Lebanese-British human rights lawyer Amal Clooney quits UK envoy post over Brexit
Clooney became the third lawyer to part ways with Prime Minister Boris Johnson's government, after it introduced legislation that would rewrite its post-Brexit obligations to the European Union over Northern Ireland.
Undermining the rule of law "threatens to embolden autocratic regimes that violate international law with devastating consequences all over the world", she wrote in a letter to Foreign Secretary Dominic Raab and seen by AFP.
"Although the government has suggested that the violation of international law would be 'specific and limited', it is lamentable for the UK to be speaking of its intention to violate an international treaty signed by the prime minister less than a year ago."
On her appointment to the UK role in April 2019, Clooney had said she welcomed the opportunity to build on her legal defence of persecuted journalists by working with the government to champion a free press around the world.

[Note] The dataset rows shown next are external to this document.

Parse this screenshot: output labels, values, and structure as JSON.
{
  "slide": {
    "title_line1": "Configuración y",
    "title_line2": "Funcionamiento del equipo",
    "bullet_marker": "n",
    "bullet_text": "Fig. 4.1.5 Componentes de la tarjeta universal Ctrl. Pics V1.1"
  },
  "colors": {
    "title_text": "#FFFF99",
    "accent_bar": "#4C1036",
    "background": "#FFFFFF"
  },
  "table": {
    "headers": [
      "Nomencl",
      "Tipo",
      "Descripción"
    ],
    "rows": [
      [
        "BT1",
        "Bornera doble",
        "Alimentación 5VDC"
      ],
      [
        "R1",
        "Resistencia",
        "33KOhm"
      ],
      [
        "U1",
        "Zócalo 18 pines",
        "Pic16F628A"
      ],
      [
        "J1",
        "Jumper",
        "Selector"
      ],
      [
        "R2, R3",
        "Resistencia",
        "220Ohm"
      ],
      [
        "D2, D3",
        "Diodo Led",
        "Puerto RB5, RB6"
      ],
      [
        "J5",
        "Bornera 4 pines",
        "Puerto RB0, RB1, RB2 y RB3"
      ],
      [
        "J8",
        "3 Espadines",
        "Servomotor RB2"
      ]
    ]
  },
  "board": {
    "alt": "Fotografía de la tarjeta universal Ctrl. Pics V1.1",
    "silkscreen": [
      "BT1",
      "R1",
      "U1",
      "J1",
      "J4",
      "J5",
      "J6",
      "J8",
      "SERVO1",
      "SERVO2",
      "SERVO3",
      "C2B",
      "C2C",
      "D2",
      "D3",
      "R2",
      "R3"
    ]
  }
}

"I accepted the role because I believe in the importance of the cause, and appreciate the significant role that the UK has played and can continue to play in promoting the international legal order," she wrote.
"However, very sadly, it has now become untenable for me, as special envoy, to urge other states to respect and enforce international obligations while the UK declares that it does not intend to do so itself."
While conceding the UK internal market bill violates the EU Withdrawal Agreement, the government argues it is needed to protect the country's territorial integrity in case the EU seeks to unfairly impede trade with Northern Ireland.
The argument has failed to persuade two other jurists who have quit their government roles recently including its most senior law officer for Scotland, Richard Keen.
He said in his resignation letter to Johnson he had "found it increasingly difficult to reconcile what I consider to be my obligations as a law officer with your policy intentions with respect to the UKIM bill".
After quelling one backbench revolt over the legislation and under pressure to make its intent clearer, the government on Thursday issued a document spelling out various scenarios in which the bill's provisions would be executed.
But in an apparent olive branch to Brussels, the document said the government would also seek to resolve post-Brexit disputes with the EU in "appropriate formal dispute settlement mechanisms", not unilaterally.
The document was released as the chief negotiators for EU-UK trade talks met in Brussels, to try again to avoid a potentially ruinous breakdown when a post-Brexit transition period expires at the end of this year.